Element data from apps and pages
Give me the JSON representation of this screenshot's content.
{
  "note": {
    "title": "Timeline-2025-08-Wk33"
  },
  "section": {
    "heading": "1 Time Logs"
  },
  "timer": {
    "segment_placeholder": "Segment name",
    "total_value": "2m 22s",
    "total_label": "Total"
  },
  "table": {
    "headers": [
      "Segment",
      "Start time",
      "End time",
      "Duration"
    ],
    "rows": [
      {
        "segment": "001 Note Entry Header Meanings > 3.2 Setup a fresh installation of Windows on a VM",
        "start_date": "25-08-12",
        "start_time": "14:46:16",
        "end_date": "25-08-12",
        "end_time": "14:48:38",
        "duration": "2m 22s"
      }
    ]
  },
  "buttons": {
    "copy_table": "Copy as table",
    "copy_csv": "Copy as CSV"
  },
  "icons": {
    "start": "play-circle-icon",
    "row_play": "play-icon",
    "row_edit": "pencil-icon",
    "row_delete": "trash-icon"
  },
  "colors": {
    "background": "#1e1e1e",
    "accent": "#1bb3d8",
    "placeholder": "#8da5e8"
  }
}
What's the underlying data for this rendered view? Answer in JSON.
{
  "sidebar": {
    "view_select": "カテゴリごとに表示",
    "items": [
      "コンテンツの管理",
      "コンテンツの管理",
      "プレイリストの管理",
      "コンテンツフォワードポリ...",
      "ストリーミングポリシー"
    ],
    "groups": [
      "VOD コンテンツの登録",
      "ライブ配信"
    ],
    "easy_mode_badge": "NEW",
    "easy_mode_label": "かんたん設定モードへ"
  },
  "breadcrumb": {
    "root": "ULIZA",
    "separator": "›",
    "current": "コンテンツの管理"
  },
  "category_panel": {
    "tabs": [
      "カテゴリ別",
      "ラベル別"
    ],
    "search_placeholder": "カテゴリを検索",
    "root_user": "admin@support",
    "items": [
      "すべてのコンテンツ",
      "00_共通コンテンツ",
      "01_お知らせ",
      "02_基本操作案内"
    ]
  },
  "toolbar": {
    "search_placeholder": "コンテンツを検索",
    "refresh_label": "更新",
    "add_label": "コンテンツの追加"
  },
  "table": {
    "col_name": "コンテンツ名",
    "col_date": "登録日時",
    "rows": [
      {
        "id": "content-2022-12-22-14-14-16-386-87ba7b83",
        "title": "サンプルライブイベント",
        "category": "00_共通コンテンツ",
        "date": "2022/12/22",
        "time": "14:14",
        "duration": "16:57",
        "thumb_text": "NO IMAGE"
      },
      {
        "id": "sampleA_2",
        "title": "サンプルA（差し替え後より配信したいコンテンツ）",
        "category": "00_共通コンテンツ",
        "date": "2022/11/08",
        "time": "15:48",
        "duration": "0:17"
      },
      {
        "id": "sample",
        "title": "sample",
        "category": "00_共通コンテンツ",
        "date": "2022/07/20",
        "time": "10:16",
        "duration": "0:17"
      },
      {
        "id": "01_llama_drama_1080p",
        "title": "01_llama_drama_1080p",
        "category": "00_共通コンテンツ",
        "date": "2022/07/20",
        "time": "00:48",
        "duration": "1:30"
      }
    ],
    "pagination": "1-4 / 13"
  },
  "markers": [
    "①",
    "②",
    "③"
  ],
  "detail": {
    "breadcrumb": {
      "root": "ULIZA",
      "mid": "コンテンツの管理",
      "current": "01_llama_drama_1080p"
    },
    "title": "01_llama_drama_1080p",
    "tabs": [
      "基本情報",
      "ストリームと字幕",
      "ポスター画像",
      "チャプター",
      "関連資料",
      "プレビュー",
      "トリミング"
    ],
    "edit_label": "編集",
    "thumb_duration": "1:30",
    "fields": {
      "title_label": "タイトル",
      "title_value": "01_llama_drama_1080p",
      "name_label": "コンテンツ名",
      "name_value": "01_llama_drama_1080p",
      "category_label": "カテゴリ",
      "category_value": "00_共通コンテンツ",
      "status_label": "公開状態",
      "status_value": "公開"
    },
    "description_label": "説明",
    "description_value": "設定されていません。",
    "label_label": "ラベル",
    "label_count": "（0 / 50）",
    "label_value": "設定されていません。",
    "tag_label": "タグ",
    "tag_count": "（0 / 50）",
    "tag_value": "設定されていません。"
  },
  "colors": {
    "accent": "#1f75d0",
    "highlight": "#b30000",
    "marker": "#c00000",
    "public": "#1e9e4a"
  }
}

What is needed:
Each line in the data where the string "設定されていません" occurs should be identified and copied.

Output for this exercise:
    "description_value": "設定されていません。",
    "label_value": "設定されていません。",
    "tag_value": "設定されていません。"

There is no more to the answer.